I'll be sure to include a throbbing [ahem] in my next comic, just for you. Cool? But in truth...I've had a pretty decent track record, right? Especially with the suicides. Interestingly, one of the pieces I still hear about was about--wait for it--Tom Williams and how awesome he is! I'll be honest, a bit of me wants him to fail, the same way I kinda wanted Obama to, just so I can throw it back in the face of all the insanely zealous fans. But in both cases, it really isn't in my best interests to see them fail, and I support them both. That doesn't mean I can't criticize them, I just have a tendency to squint my eyes and sneer at popular people.
ROLFCOPTER: "Reuxben makes the interesting (although I think incorrect) assertion that Williams has been more focused on back-patting Yale athletes for going to Yale and building campus support for the football team than actually teaching them how to win games."
This is basically it. His job is to make the team win. Anything beyond that is not strictly his "job." Much like, if comicsing for the YDN is my job, I have to put forth an opinion in my comics for you to read, interpret, and consider. If I just drew a picture of, say, a diamond with no context for you to work with, I would not be doing my job. I could draw really ugly stuff, of I could put in time to make it look nicer, but that is all extra aesthetics, all that matters at the end of the day is that my stuff puts forth something for you to take away; that's my job. My mission is to entertain you so you like me by seeing how clever I am in juxtaposing words and images, but my job is to argue an opinion (thesis) such that you can agree or disagree as you like.

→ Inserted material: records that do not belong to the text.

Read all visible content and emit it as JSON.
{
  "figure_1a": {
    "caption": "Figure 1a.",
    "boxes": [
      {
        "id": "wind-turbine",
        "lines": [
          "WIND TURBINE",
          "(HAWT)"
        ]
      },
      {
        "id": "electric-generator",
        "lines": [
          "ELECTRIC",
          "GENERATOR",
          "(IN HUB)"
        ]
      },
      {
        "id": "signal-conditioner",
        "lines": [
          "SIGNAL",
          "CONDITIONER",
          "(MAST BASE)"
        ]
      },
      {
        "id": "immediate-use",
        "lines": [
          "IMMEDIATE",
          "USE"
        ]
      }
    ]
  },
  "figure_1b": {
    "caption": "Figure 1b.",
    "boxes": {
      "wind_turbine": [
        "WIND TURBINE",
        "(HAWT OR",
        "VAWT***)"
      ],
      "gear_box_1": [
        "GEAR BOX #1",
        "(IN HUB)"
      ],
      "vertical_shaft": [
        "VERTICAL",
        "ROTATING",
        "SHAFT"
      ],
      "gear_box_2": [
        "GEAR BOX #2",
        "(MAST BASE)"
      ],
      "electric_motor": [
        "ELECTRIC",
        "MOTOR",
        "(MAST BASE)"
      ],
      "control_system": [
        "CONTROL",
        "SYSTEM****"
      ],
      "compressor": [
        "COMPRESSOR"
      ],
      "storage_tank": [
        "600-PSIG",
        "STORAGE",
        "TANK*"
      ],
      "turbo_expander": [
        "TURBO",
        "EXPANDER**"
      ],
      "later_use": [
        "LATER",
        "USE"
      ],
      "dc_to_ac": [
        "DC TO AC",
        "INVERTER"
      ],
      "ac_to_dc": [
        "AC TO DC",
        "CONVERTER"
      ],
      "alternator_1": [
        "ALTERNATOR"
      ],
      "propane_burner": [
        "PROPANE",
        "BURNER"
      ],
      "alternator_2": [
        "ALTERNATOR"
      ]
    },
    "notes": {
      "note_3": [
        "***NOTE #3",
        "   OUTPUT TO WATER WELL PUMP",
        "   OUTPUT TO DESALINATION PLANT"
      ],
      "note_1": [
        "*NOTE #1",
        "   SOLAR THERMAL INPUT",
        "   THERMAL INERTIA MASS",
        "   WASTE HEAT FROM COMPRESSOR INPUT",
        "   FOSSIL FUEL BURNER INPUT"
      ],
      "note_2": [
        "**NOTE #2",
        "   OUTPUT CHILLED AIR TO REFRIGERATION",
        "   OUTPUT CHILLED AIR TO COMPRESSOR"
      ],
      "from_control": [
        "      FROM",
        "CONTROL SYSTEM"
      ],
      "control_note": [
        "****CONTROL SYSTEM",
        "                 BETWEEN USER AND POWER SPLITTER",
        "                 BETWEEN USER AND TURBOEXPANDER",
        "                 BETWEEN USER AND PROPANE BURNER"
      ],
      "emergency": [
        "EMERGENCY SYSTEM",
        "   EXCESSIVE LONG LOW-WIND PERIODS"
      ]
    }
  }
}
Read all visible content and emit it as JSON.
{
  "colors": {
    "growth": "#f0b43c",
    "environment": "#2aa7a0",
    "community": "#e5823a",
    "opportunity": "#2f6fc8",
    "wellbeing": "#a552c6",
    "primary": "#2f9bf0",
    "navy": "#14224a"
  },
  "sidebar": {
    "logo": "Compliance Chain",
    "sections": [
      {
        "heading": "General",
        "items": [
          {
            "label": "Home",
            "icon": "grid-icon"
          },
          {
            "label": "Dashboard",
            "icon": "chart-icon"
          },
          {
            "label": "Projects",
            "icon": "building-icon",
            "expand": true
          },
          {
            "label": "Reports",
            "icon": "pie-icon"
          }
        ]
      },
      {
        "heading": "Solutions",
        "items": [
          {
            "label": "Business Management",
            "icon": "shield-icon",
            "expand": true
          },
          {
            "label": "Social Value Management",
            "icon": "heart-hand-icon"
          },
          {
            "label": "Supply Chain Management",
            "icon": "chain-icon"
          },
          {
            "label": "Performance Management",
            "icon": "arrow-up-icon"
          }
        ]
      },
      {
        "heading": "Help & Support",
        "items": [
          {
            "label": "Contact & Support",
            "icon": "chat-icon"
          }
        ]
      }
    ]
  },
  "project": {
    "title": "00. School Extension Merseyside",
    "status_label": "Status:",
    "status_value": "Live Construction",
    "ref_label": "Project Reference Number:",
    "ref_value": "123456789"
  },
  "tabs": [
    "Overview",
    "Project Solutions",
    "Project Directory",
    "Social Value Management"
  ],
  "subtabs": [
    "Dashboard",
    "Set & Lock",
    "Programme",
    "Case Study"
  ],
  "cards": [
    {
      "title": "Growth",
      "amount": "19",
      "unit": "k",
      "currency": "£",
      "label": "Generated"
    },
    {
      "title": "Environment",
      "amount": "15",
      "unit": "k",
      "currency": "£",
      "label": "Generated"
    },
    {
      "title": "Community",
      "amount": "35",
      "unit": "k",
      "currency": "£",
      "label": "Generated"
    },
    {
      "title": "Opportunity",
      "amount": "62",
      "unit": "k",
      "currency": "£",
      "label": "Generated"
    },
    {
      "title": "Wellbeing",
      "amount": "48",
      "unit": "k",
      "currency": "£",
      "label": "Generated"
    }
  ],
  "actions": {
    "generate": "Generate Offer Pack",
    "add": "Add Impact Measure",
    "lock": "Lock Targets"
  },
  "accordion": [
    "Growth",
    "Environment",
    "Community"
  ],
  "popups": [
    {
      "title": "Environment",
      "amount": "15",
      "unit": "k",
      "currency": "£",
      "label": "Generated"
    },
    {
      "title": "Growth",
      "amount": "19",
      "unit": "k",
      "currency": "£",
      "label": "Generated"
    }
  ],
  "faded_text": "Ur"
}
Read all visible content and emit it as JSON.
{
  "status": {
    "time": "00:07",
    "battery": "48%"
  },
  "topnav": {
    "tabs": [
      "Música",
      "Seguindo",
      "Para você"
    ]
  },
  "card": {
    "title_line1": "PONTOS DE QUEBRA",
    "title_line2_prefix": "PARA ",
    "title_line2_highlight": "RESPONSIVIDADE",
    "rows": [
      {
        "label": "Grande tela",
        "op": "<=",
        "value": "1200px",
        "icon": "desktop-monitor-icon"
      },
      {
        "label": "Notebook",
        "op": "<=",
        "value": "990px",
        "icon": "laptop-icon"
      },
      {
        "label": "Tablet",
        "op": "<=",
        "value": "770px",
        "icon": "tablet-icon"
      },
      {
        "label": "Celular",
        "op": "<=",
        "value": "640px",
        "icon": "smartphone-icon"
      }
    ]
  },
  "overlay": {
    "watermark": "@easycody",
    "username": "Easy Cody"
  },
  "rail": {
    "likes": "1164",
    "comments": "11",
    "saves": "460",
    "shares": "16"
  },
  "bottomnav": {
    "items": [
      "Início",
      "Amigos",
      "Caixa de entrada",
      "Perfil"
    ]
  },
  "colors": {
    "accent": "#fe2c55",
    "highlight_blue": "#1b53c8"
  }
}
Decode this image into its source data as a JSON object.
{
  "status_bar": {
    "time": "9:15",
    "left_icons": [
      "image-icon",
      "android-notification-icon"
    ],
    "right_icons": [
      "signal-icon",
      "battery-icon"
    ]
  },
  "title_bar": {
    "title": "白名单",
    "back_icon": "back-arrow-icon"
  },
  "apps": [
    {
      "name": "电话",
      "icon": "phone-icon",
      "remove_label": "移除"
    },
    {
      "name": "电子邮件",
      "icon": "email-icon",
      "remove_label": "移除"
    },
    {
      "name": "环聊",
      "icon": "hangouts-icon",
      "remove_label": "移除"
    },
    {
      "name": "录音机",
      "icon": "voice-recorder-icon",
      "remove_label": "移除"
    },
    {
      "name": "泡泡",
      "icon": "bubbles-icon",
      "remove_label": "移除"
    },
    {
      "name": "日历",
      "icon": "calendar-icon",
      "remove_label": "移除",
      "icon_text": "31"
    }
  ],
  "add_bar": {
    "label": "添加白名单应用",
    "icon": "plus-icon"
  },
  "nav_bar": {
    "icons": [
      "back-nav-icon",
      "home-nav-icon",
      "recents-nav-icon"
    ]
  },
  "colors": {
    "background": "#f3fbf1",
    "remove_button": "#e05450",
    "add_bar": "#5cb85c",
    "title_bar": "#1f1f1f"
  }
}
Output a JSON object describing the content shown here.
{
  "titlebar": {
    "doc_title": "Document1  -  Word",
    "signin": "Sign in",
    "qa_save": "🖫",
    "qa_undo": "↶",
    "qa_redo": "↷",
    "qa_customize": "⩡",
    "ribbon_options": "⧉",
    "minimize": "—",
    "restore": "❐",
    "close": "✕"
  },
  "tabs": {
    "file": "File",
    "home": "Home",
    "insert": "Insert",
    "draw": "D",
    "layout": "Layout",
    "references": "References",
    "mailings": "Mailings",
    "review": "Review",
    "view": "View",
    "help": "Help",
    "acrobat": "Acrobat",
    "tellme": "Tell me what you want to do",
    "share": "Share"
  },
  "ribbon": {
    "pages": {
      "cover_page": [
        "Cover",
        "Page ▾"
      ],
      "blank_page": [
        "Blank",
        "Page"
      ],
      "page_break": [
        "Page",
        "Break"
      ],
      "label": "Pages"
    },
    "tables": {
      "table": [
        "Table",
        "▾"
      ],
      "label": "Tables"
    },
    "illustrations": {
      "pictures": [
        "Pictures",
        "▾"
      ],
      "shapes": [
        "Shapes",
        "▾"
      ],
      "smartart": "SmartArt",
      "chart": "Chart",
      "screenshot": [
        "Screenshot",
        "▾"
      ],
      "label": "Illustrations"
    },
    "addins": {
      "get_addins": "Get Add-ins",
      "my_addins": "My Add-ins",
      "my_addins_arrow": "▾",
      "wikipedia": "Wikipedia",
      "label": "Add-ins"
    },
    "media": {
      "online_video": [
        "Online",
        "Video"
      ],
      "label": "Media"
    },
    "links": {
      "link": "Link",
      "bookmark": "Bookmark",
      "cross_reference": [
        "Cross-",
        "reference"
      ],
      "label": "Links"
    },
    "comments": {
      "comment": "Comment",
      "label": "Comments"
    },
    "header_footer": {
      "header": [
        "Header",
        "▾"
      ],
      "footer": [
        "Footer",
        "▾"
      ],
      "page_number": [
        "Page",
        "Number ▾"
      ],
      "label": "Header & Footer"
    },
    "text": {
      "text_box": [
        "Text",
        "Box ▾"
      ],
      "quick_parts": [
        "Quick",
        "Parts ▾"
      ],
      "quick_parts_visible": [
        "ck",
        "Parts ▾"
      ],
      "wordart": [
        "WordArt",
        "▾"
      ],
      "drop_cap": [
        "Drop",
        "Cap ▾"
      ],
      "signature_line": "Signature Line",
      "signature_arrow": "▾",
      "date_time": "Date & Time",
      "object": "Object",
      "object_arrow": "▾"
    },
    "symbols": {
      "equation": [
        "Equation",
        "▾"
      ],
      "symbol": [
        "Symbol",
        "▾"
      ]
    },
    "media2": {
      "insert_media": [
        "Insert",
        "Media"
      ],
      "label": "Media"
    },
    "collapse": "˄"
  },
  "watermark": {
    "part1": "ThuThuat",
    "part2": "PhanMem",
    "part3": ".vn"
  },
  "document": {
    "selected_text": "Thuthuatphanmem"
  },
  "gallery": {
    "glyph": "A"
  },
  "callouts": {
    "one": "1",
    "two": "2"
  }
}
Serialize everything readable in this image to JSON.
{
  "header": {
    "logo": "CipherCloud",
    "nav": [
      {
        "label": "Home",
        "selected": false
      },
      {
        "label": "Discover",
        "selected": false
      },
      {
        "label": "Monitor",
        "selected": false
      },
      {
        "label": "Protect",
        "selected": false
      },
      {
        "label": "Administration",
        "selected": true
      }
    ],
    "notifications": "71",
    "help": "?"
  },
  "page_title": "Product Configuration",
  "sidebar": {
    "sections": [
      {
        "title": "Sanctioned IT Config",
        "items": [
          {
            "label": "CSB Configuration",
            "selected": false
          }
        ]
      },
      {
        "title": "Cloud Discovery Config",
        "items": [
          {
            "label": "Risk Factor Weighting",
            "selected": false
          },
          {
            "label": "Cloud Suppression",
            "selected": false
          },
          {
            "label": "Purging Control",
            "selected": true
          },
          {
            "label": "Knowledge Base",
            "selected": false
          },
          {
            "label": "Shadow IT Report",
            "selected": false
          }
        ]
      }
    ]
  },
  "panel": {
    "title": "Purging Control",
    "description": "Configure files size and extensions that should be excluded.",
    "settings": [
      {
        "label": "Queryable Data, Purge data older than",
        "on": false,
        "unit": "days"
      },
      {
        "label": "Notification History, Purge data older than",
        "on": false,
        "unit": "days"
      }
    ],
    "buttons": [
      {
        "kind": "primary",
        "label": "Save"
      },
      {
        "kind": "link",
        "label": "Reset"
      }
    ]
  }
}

Ok, if that doesn't clarify it, then I don't know what will! Good night/morning.